| Work required |
Report back each line of the data that contains the word "title".

(Dataset rows for apps and sites)

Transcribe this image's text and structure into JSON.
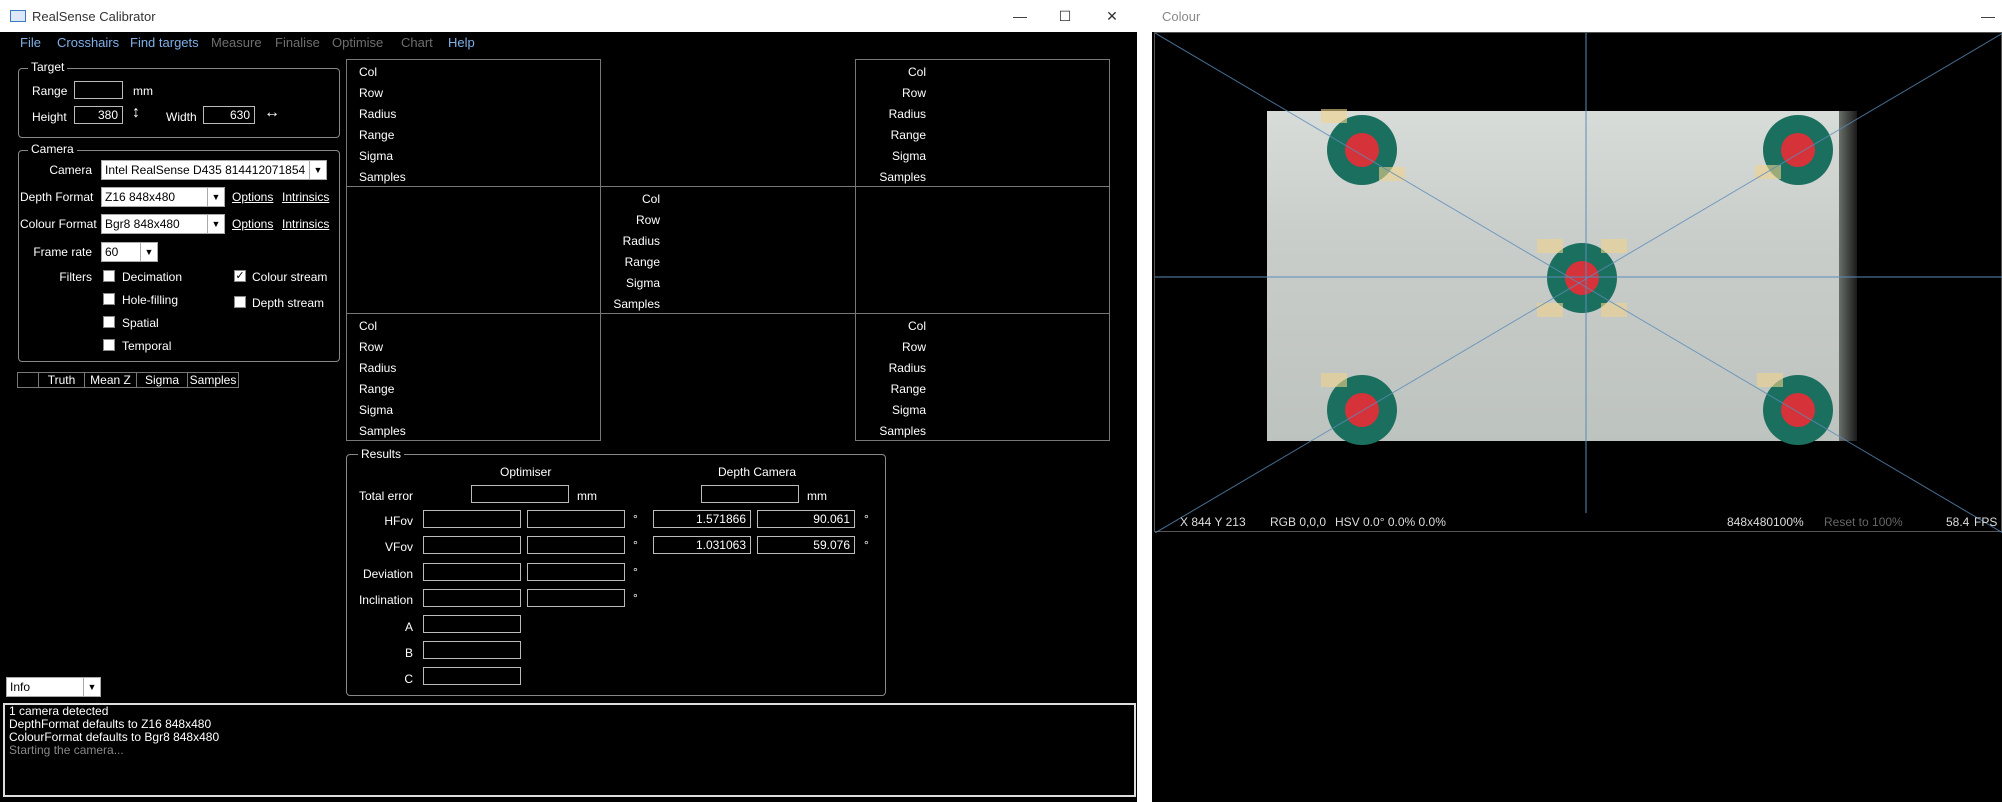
{
  "main_window": {
    "title": "RealSense Calibrator",
    "menu": [
      "File",
      "Crosshairs",
      "Find targets",
      "Measure",
      "Finalise",
      "Optimise",
      "Chart",
      "Help"
    ],
    "target": {
      "group_label": "Target",
      "range_label": "Range",
      "range_value": "",
      "range_unit": "mm",
      "height_label": "Height",
      "height_value": "380",
      "width_label": "Width",
      "width_value": "630"
    },
    "camera": {
      "group_label": "Camera",
      "camera_label": "Camera",
      "camera_value": "Intel RealSense D435 814412071854",
      "depth_format_label": "Depth Format",
      "depth_format_value": "Z16 848x480",
      "colour_format_label": "Colour Format",
      "colour_format_value": "Bgr8 848x480",
      "options_label": "Options",
      "intrinsics_label": "Intrinsics",
      "frame_rate_label": "Frame rate",
      "frame_rate_value": "60",
      "filters_label": "Filters",
      "filters": [
        {
          "label": "Decimation",
          "checked": false
        },
        {
          "label": "Hole-filling",
          "checked": false
        },
        {
          "label": "Spatial",
          "checked": false
        },
        {
          "label": "Temporal",
          "checked": false
        }
      ],
      "streams": [
        {
          "label": "Colour stream",
          "checked": true
        },
        {
          "label": "Depth stream",
          "checked": false
        }
      ]
    },
    "truth_table": {
      "headers": [
        "",
        "Truth",
        "Mean Z",
        "Sigma",
        "Samples"
      ]
    },
    "cell_labels": [
      "Col",
      "Row",
      "Radius",
      "Range",
      "Sigma",
      "Samples"
    ],
    "results": {
      "group_label": "Results",
      "optimiser_label": "Optimiser",
      "depth_camera_label": "Depth Camera",
      "total_error_label": "Total error",
      "mm": "mm",
      "degree": "°",
      "rows": [
        {
          "label": "HFov",
          "opt1": "",
          "opt2": "",
          "cam1": "1.571866",
          "cam2": "90.061"
        },
        {
          "label": "VFov",
          "opt1": "",
          "opt2": "",
          "cam1": "1.031063",
          "cam2": "59.076"
        },
        {
          "label": "Deviation",
          "opt1": "",
          "opt2": ""
        },
        {
          "label": "Inclination",
          "opt1": "",
          "opt2": ""
        }
      ],
      "abc": [
        "A",
        "B",
        "C"
      ]
    },
    "log_level": "Info",
    "log": [
      {
        "text": "1 camera detected",
        "dim": false
      },
      {
        "text": "DepthFormat defaults to Z16 848x480",
        "dim": false
      },
      {
        "text": "ColourFormat defaults to Bgr8 848x480",
        "dim": false
      },
      {
        "text": "Starting the camera...",
        "dim": true
      }
    ]
  },
  "colour_window": {
    "title": "Colour",
    "status": {
      "coords": "X 844 Y 213",
      "rgb": "RGB 0,0,0",
      "hsv": "HSV 0.0° 0.0% 0.0%",
      "resolution": "848x480",
      "zoom": "100%",
      "reset": "Reset to 100%",
      "fps_value": "58.4",
      "fps_label": "FPS"
    }
  },
  "colors": {
    "menu_active": "#7fb0e8",
    "menu_disabled": "#6f6f6f",
    "target_ring": "#1b6f5e",
    "target_center": "#d6323a",
    "crosshair": "#5b8bb8"
  }
}
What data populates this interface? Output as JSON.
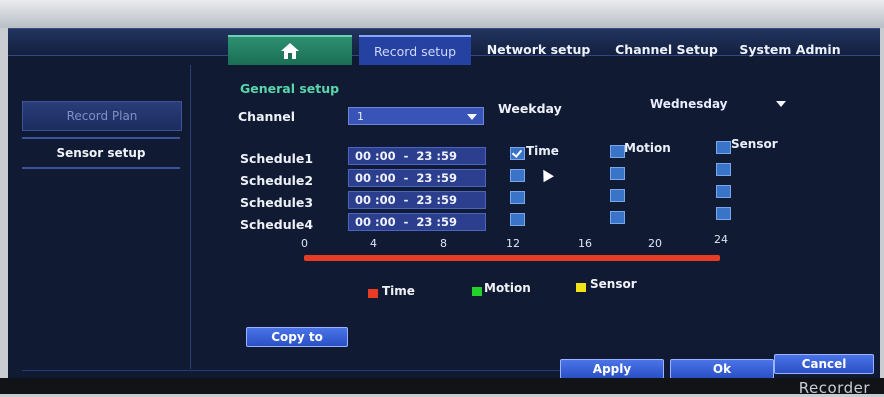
{
  "tabs": {
    "home_icon": "home-icon",
    "record_setup": "Record setup",
    "network_setup": "Network setup",
    "channel_setup": "Channel Setup",
    "system_admin": "System Admin"
  },
  "sidebar": {
    "items": [
      {
        "label": "Record Plan"
      },
      {
        "label": "Sensor setup"
      }
    ]
  },
  "general": {
    "title": "General setup",
    "channel_label": "Channel",
    "channel_value": "1",
    "weekday_label": "Weekday",
    "weekday_value": "Wednesday"
  },
  "schedules": [
    {
      "label": "Schedule1",
      "time": "00 :00  -  23 :59",
      "time_checked": true,
      "motion_checked": false,
      "sensor_checked": false
    },
    {
      "label": "Schedule2",
      "time": "00 :00  -  23 :59",
      "time_checked": false,
      "motion_checked": false,
      "sensor_checked": false
    },
    {
      "label": "Schedule3",
      "time": "00 :00  -  23 :59",
      "time_checked": false,
      "motion_checked": false,
      "sensor_checked": false
    },
    {
      "label": "Schedule4",
      "time": "00 :00  -  23 :59",
      "time_checked": false,
      "motion_checked": false,
      "sensor_checked": false
    }
  ],
  "check_columns": {
    "time": "Time",
    "motion": "Motion",
    "sensor": "Sensor"
  },
  "timeline": {
    "ticks": [
      "0",
      "4",
      "8",
      "12",
      "16",
      "20",
      "24"
    ],
    "bar_color": "#e83c25"
  },
  "legend": [
    {
      "label": "Time",
      "color": "#e83c25"
    },
    {
      "label": "Motion",
      "color": "#22d12a"
    },
    {
      "label": "Sensor",
      "color": "#f1e21a"
    }
  ],
  "buttons": {
    "copy_to": "Copy to",
    "apply": "Apply",
    "ok": "Ok",
    "cancel": "Cancel"
  },
  "branding": {
    "bottom_text": "Recorder"
  }
}
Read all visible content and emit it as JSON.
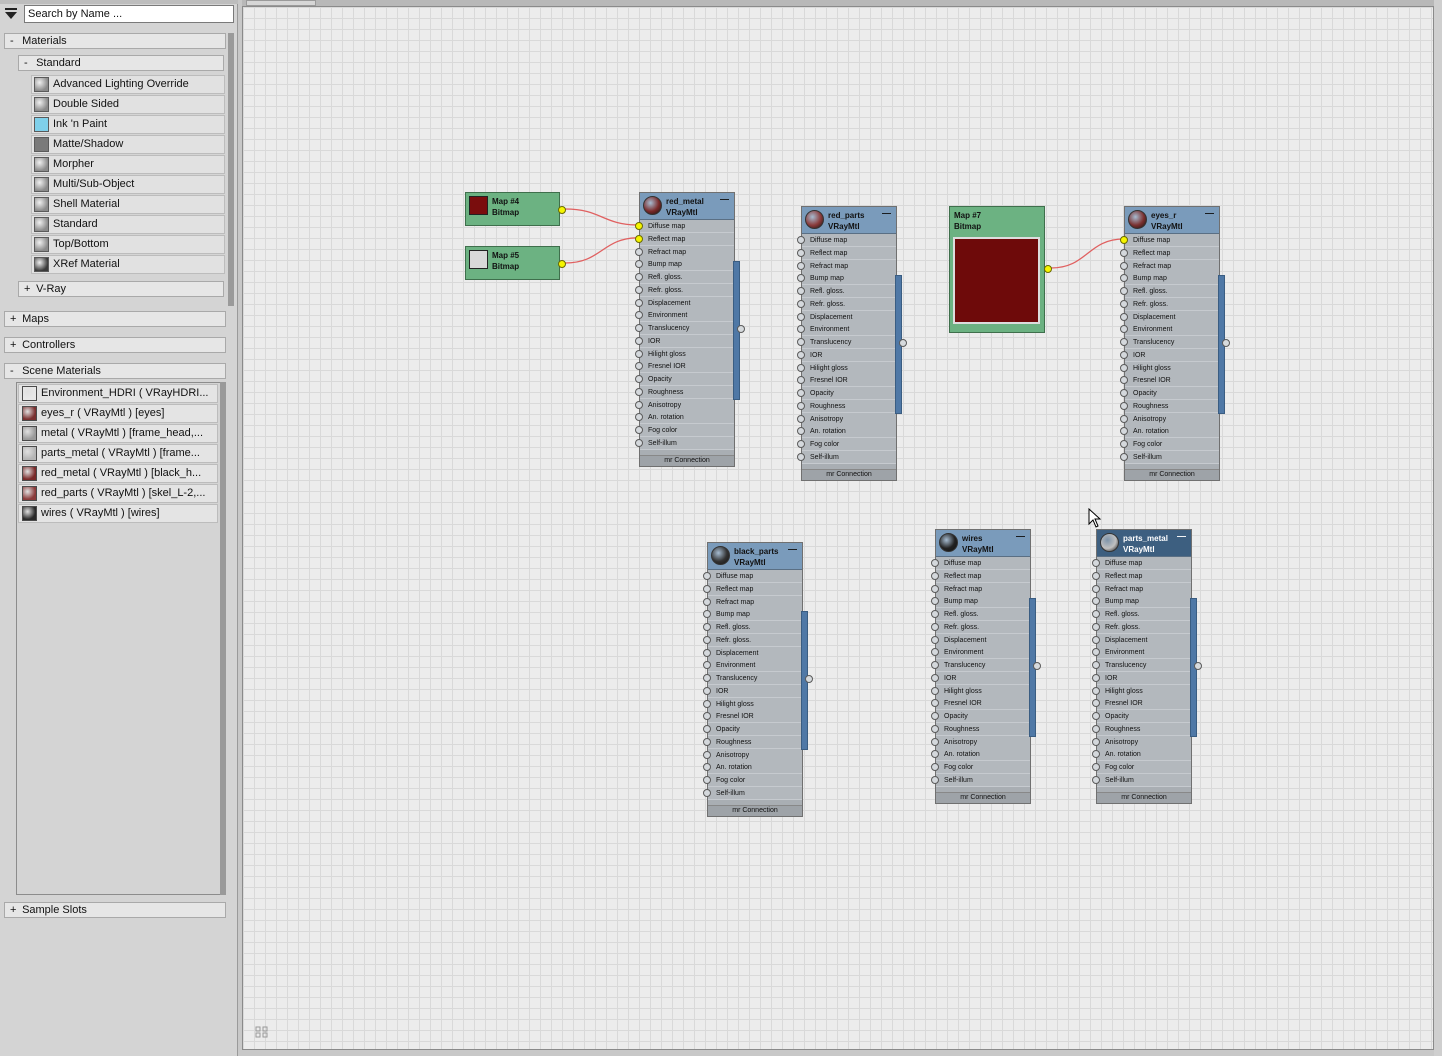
{
  "browser": {
    "search_placeholder": "Search by Name ...",
    "groups": {
      "materials": {
        "sign": "-",
        "label": "Materials"
      },
      "standard": {
        "sign": "-",
        "label": "Standard"
      },
      "vray": {
        "sign": "+",
        "label": "V-Ray"
      },
      "maps": {
        "sign": "+",
        "label": "Maps"
      },
      "controllers": {
        "sign": "+",
        "label": "Controllers"
      },
      "scene_materials": {
        "sign": "-",
        "label": "Scene Materials"
      },
      "sample_slots": {
        "sign": "+",
        "label": "Sample Slots"
      }
    },
    "standard_materials": [
      {
        "label": "Advanced Lighting Override",
        "swatch": "#8a8a8a"
      },
      {
        "label": "Double Sided",
        "swatch": "#8a8a8a"
      },
      {
        "label": "Ink 'n Paint",
        "swatch": "#7fd0ea"
      },
      {
        "label": "Matte/Shadow",
        "swatch": "#7a7a7a"
      },
      {
        "label": "Morpher",
        "swatch": "#8a8a8a"
      },
      {
        "label": "Multi/Sub-Object",
        "swatch": "#8a8a8a"
      },
      {
        "label": "Shell Material",
        "swatch": "#8a8a8a"
      },
      {
        "label": "Standard",
        "swatch": "#8a8a8a"
      },
      {
        "label": "Top/Bottom",
        "swatch": "#8a8a8a"
      },
      {
        "label": "XRef Material",
        "swatch": "#3a3a3a"
      }
    ],
    "scene_materials": [
      {
        "label": "Environment_HDRI  ( VRayHDRI...",
        "swatch": "#e8e8e8"
      },
      {
        "label": "eyes_r  ( VRayMtl ) [eyes]",
        "swatch": "#7a3030"
      },
      {
        "label": "metal  ( VRayMtl ) [frame_head,...",
        "swatch": "#9a9a9a"
      },
      {
        "label": "parts_metal  ( VRayMtl ) [frame...",
        "swatch": "#b5b5b5"
      },
      {
        "label": "red_metal  ( VRayMtl ) [black_h...",
        "swatch": "#7a2a2a"
      },
      {
        "label": "red_parts  ( VRayMtl ) [skel_L-2,...",
        "swatch": "#8a3a3a"
      },
      {
        "label": "wires  ( VRayMtl ) [wires]",
        "swatch": "#2a2a2a"
      }
    ]
  },
  "slots": [
    "Diffuse map",
    "Reflect map",
    "Refract map",
    "Bump map",
    "Refl. gloss.",
    "Refr. gloss.",
    "Displacement",
    "Environment",
    "Translucency",
    "IOR",
    "Hilight gloss",
    "Fresnel IOR",
    "Opacity",
    "Roughness",
    "Anisotropy",
    "An. rotation",
    "Fog color",
    "Self-illum"
  ],
  "footer_label": "mr Connection",
  "min_glyph": "—",
  "nodes": [
    {
      "name": "red_metal",
      "type": "VRayMtl",
      "thumb": "#7a2a2a",
      "lit_slots": [
        0,
        1
      ],
      "selected": false
    },
    {
      "name": "red_parts",
      "type": "VRayMtl",
      "thumb": "#8a3a3a",
      "lit_slots": [],
      "selected": false
    },
    {
      "name": "eyes_r",
      "type": "VRayMtl",
      "thumb": "#7a3030",
      "lit_slots": [
        0
      ],
      "selected": false
    },
    {
      "name": "black_parts",
      "type": "VRayMtl",
      "thumb": "#333333",
      "lit_slots": [],
      "selected": false
    },
    {
      "name": "wires",
      "type": "VRayMtl",
      "thumb": "#222222",
      "lit_slots": [],
      "selected": false
    },
    {
      "name": "parts_metal",
      "type": "VRayMtl",
      "thumb": "#c0c0c0",
      "lit_slots": [],
      "selected": true
    }
  ],
  "bitmaps": [
    {
      "name": "Map #4",
      "type": "Bitmap",
      "thumb": "#7a0d0d"
    },
    {
      "name": "Map #5",
      "type": "Bitmap",
      "thumb": "#d8d8d8"
    },
    {
      "name": "Map #7",
      "type": "Bitmap",
      "thumb": "#6e0a0a"
    }
  ],
  "colors": {
    "wire": "#e06060",
    "node_header": "#7a9bbb",
    "bitmap": "#6cb282"
  }
}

| Answer to the exercise |
    "title": "RealSense Calibrator",
    "title": "Colour",
    "title": "General setup",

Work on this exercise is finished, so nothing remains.